• **What this task involves**:
I would like each line of the data that holds the word "time" copied out.

[Given data — start]

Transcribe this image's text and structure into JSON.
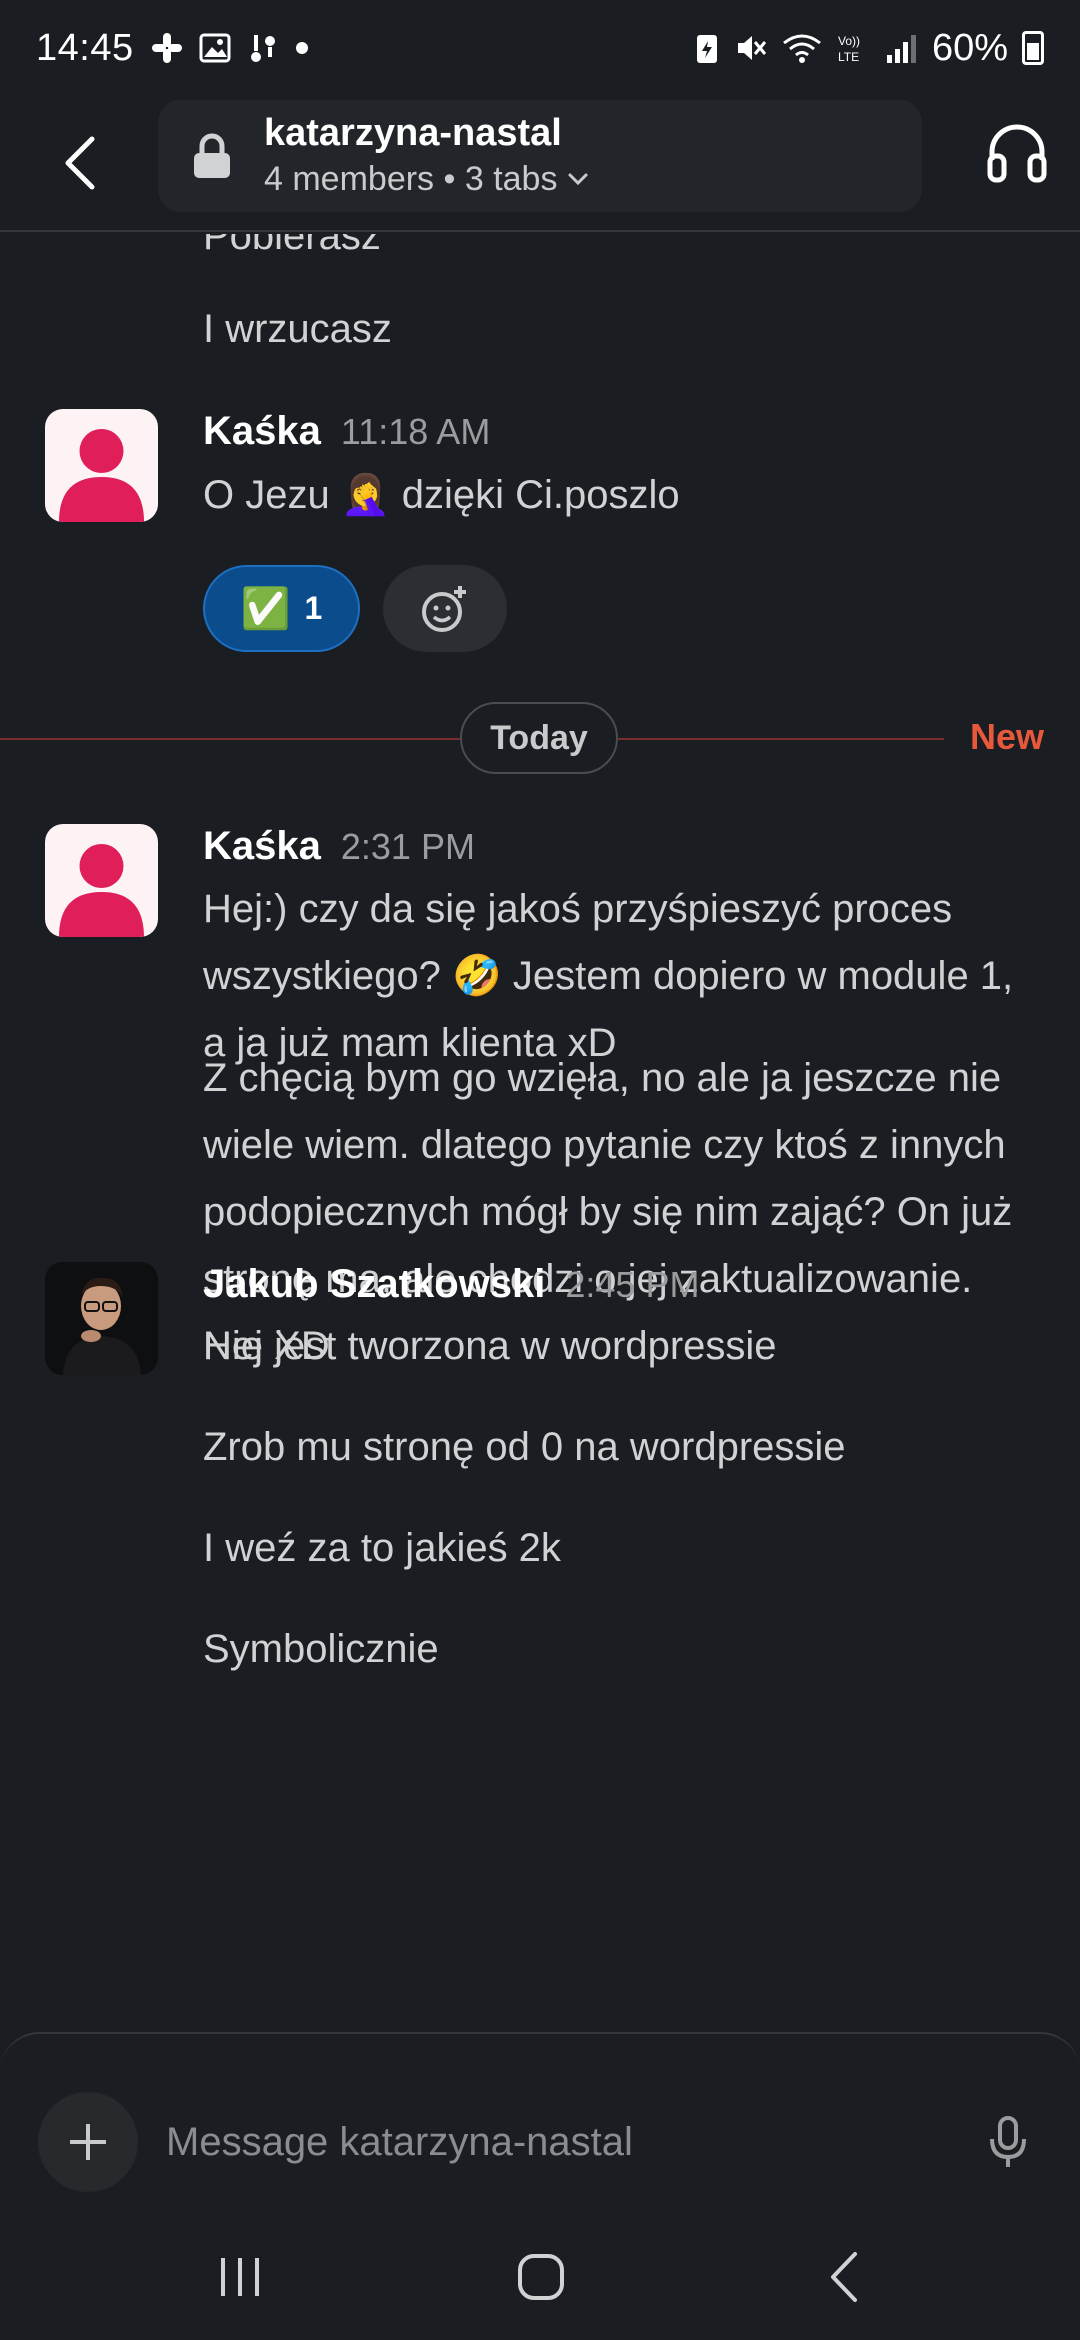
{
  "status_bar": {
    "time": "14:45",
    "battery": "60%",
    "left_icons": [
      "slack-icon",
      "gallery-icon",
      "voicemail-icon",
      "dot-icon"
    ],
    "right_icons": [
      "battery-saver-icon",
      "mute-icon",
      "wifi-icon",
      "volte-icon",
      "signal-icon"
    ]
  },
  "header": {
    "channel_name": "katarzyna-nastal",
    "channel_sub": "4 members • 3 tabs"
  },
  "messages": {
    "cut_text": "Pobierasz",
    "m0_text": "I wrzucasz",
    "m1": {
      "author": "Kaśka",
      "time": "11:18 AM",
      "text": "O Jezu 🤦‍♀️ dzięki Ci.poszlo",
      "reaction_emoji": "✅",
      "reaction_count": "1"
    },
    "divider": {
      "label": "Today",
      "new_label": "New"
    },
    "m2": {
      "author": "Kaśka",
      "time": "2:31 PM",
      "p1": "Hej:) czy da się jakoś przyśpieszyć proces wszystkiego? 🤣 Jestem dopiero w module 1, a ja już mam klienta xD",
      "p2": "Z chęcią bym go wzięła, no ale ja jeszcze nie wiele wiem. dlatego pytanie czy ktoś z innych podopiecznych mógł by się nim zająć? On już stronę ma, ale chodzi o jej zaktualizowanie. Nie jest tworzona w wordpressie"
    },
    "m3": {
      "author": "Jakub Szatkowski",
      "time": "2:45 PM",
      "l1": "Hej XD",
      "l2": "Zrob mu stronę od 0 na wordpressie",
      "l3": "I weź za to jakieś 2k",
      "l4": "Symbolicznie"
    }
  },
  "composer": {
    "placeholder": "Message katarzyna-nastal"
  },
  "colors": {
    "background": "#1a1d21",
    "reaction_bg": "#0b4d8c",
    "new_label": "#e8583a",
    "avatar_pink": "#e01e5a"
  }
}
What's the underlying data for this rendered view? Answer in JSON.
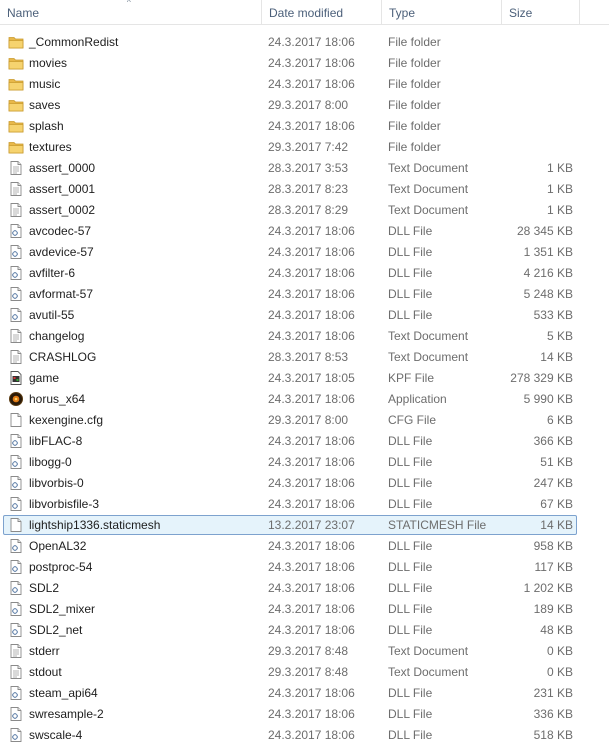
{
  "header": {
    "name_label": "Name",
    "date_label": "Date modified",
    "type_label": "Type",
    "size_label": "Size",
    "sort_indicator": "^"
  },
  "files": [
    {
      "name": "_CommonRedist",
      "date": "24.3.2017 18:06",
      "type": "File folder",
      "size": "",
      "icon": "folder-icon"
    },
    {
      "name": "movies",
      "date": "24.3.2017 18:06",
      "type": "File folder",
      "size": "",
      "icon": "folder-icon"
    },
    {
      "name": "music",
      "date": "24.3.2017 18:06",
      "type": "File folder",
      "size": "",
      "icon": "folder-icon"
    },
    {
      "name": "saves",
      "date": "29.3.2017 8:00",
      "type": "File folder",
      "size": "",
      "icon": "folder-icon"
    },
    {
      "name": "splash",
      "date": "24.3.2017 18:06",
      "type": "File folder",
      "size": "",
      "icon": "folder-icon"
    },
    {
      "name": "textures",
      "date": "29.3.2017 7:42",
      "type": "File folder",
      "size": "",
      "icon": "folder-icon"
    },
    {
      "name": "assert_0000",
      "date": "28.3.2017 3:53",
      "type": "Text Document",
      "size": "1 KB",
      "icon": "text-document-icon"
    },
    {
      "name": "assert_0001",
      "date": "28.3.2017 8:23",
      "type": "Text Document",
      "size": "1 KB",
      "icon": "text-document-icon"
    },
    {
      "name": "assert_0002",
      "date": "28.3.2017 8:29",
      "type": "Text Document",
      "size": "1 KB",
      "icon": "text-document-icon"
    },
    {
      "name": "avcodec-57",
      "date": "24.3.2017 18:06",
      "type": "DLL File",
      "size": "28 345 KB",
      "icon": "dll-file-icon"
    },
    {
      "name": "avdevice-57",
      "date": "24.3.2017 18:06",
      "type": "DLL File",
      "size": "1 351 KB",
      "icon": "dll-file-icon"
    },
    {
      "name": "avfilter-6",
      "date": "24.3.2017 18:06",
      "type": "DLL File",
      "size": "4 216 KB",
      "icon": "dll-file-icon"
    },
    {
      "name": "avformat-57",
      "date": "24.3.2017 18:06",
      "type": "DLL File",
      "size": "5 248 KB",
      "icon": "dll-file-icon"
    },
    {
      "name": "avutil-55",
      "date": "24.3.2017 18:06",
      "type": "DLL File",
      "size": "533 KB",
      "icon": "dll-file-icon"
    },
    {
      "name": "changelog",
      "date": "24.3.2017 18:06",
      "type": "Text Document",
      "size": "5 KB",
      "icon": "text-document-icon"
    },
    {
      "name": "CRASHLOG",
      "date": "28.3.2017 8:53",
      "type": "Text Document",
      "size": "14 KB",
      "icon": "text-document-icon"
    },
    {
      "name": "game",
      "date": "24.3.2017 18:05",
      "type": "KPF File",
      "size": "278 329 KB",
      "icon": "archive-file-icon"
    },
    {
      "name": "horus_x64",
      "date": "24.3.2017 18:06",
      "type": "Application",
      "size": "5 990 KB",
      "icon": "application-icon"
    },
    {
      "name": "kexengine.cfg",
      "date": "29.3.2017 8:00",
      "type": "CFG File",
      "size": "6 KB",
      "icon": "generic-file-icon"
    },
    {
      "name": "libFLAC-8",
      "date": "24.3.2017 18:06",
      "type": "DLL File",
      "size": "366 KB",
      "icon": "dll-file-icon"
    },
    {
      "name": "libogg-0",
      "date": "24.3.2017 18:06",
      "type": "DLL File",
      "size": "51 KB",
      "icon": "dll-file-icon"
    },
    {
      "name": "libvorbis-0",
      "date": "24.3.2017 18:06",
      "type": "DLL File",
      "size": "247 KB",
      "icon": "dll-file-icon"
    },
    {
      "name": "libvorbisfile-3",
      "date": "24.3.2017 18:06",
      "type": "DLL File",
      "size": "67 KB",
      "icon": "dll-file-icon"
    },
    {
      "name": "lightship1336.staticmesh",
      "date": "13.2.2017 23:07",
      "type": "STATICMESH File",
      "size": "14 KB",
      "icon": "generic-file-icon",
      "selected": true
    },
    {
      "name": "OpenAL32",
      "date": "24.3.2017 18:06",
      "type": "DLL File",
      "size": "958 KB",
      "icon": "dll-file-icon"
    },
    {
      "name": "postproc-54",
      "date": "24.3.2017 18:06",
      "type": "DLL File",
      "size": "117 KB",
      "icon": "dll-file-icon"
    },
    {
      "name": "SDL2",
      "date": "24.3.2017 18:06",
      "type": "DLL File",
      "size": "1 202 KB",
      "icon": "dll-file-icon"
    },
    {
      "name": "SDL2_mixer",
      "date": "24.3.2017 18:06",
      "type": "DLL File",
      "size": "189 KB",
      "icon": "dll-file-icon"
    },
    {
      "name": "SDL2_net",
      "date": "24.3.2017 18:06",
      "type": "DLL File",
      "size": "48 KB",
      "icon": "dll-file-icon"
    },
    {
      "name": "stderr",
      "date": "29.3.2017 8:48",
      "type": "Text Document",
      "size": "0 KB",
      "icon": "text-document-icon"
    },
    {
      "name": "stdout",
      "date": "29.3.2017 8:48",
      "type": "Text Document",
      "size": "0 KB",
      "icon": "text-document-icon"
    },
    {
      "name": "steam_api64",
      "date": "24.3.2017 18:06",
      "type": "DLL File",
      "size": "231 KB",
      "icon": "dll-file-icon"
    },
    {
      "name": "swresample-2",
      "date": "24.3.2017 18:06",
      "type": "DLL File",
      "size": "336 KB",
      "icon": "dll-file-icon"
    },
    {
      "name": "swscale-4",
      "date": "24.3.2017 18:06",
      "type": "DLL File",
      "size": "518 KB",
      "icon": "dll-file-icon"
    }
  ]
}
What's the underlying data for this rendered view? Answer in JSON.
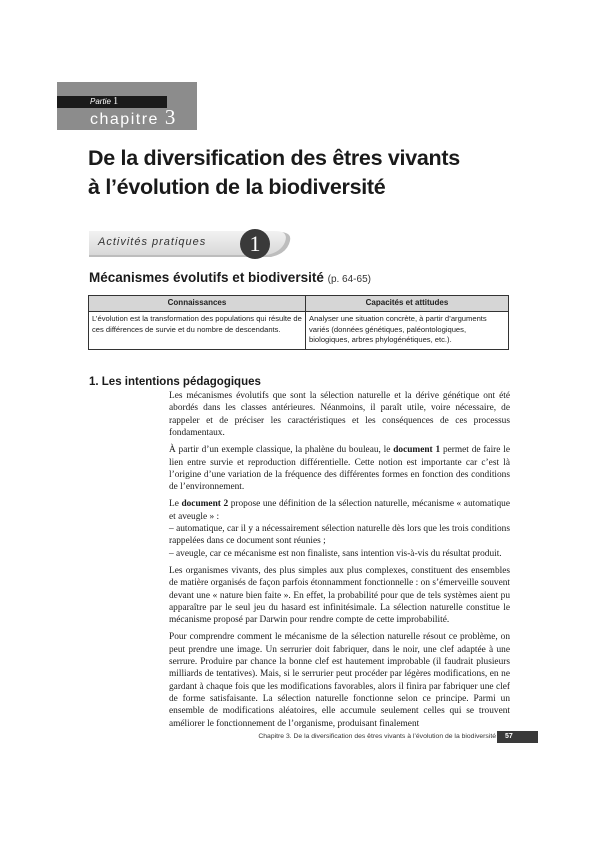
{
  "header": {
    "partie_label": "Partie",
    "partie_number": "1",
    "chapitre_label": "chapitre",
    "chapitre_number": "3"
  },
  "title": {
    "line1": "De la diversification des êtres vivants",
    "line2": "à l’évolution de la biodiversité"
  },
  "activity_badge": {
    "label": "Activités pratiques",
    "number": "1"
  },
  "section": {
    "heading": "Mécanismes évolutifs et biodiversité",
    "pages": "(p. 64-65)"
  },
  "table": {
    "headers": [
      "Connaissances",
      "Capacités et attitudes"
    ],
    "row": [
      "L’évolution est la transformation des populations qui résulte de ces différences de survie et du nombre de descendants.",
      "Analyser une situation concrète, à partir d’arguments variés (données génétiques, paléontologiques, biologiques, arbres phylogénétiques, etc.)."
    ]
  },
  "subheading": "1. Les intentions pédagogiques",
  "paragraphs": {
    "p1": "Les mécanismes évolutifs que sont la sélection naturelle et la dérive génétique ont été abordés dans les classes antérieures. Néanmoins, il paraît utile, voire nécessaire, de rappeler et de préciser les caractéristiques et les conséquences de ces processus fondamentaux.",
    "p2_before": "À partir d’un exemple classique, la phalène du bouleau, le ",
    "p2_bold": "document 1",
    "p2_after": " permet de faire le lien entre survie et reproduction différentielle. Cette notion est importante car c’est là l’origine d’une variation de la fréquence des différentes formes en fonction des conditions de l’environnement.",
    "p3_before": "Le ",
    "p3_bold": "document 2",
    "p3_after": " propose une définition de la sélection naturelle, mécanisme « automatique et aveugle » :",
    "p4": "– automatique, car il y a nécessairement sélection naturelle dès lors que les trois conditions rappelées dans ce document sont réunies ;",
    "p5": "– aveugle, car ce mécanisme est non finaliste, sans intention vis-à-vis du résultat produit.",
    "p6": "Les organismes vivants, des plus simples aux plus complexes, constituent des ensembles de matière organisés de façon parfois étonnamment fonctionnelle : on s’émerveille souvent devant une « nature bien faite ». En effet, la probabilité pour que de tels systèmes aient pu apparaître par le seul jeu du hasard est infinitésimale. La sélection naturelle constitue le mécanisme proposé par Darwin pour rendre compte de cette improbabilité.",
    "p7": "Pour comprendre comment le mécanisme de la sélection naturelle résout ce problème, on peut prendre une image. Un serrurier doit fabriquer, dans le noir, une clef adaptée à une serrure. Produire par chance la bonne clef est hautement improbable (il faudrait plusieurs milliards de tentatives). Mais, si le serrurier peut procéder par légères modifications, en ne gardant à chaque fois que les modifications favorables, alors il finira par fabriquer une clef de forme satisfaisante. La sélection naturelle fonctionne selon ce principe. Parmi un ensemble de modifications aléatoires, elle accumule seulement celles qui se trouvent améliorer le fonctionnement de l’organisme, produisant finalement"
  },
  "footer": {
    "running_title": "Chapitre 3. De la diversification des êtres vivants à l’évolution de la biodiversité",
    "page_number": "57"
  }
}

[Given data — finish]

• **Solution to the exercise**:
    "time": "14:45",
      "time": "11:18 AM",
      "time": "2:31 PM",
      "time": "2:45 PM",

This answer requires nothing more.